--- PROBLEM TO WORK ON ---
From the listing below, extract every line in which the word "Team" appears.

--- DATA EXTRACTS ---
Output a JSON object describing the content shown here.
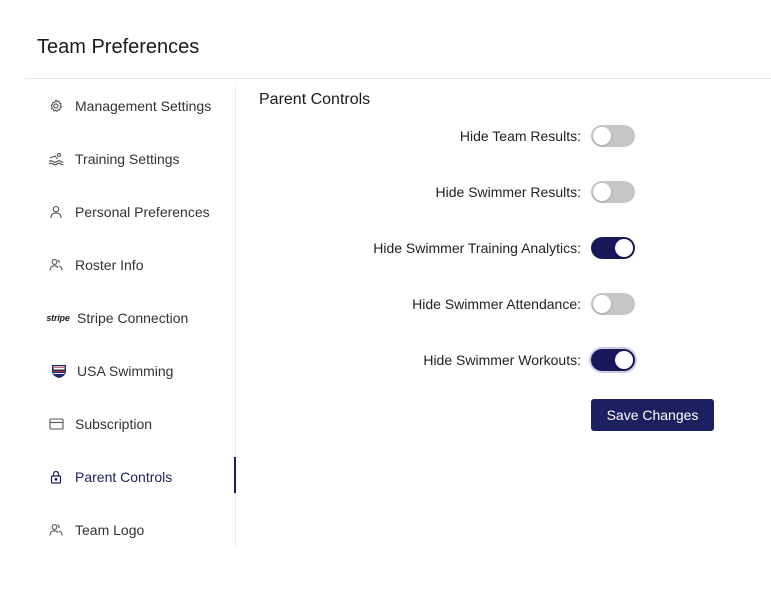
{
  "page": {
    "title": "Team Preferences"
  },
  "colors": {
    "accent": "#1d2060",
    "toggle_off": "#c6c6c6",
    "toggle_on": "#17195a"
  },
  "sidebar": {
    "items": [
      {
        "label": "Management Settings",
        "icon": "gear-icon",
        "active": false
      },
      {
        "label": "Training Settings",
        "icon": "swimmer-icon",
        "active": false
      },
      {
        "label": "Personal Preferences",
        "icon": "user-icon",
        "active": false
      },
      {
        "label": "Roster Info",
        "icon": "users-icon",
        "active": false
      },
      {
        "label": "Stripe Connection",
        "icon": "stripe-logo-icon",
        "icon_text": "stripe",
        "active": false
      },
      {
        "label": "USA Swimming",
        "icon": "usa-swimming-logo-icon",
        "active": false
      },
      {
        "label": "Subscription",
        "icon": "card-icon",
        "active": false
      },
      {
        "label": "Parent Controls",
        "icon": "lock-icon",
        "active": true
      },
      {
        "label": "Team Logo",
        "icon": "users-icon",
        "active": false
      }
    ]
  },
  "parent_controls": {
    "title": "Parent Controls",
    "toggles": [
      {
        "label": "Hide Team Results",
        "separator": ":",
        "on": false
      },
      {
        "label": "Hide Swimmer Results",
        "separator": ":",
        "on": false
      },
      {
        "label": "Hide Swimmer Training Analytics",
        "separator": ":",
        "on": true
      },
      {
        "label": "Hide Swimmer Attendance",
        "separator": ":",
        "on": false
      },
      {
        "label": "Hide Swimmer Workouts",
        "separator": ":",
        "on": true
      }
    ],
    "save_label": "Save Changes"
  }
}
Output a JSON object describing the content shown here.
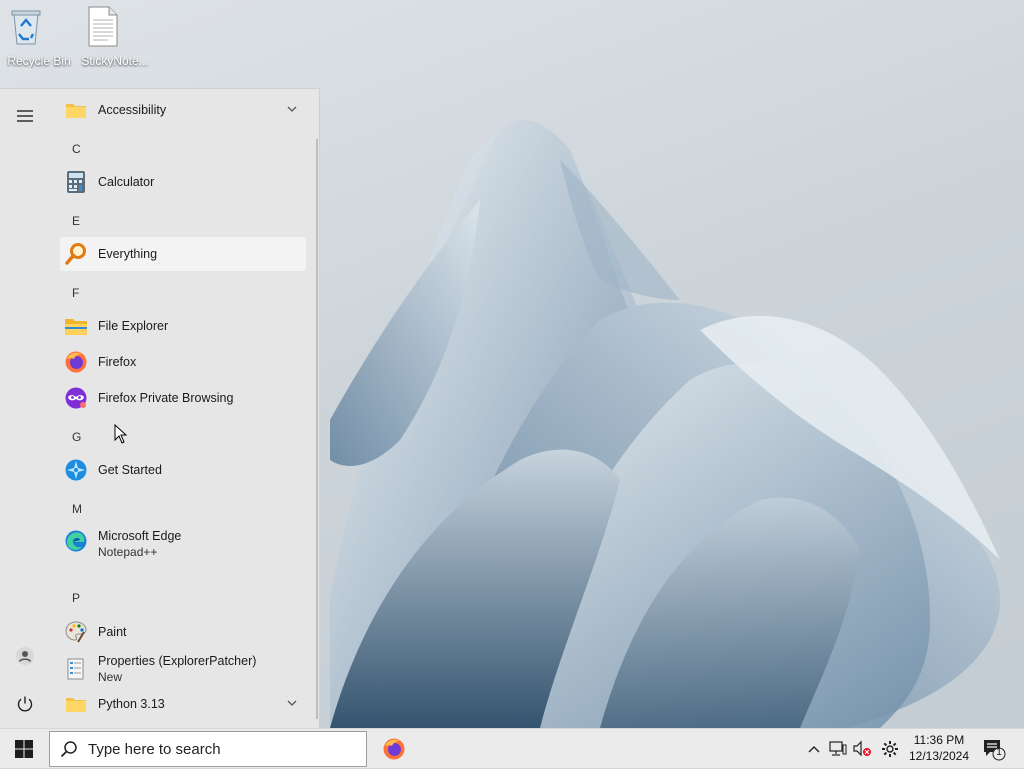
{
  "desktop": {
    "icons": [
      {
        "label": "Recycle Bin",
        "icon": "recycle-bin-icon"
      },
      {
        "label": "StickyNote...",
        "icon": "document-icon"
      }
    ]
  },
  "start_menu": {
    "rail": {
      "menu_icon": "hamburger-icon",
      "user_icon": "user-icon",
      "power_icon": "power-icon"
    },
    "apps": {
      "accessibility": "Accessibility",
      "letter_c": "C",
      "calculator": "Calculator",
      "letter_e": "E",
      "everything": "Everything",
      "letter_f": "F",
      "file_explorer": "File Explorer",
      "firefox": "Firefox",
      "firefox_private": "Firefox Private Browsing",
      "letter_g": "G",
      "get_started": "Get Started",
      "letter_m": "M",
      "edge": "Microsoft Edge",
      "notepadpp": "Notepad++",
      "letter_p": "P",
      "paint": "Paint",
      "properties": "Properties (ExplorerPatcher)",
      "properties_badge": "New",
      "python": "Python 3.13"
    }
  },
  "taskbar": {
    "search_placeholder": "Type here to search",
    "pinned": [
      "firefox-icon"
    ],
    "tray": [
      "chevron-up-icon",
      "network-icon",
      "volume-muted-icon",
      "settings-icon"
    ],
    "clock_time": "11:36 PM",
    "clock_date": "12/13/2024",
    "notification_count": "1"
  },
  "colors": {
    "accent": "#0078d4",
    "start_bg": "#e6e6e6",
    "taskbar_bg": "#ebebeb"
  }
}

--- FINISHED TASK ---
    "title": "Team Preferences"
        "label": "Team Logo",
        "label": "Hide Team Results",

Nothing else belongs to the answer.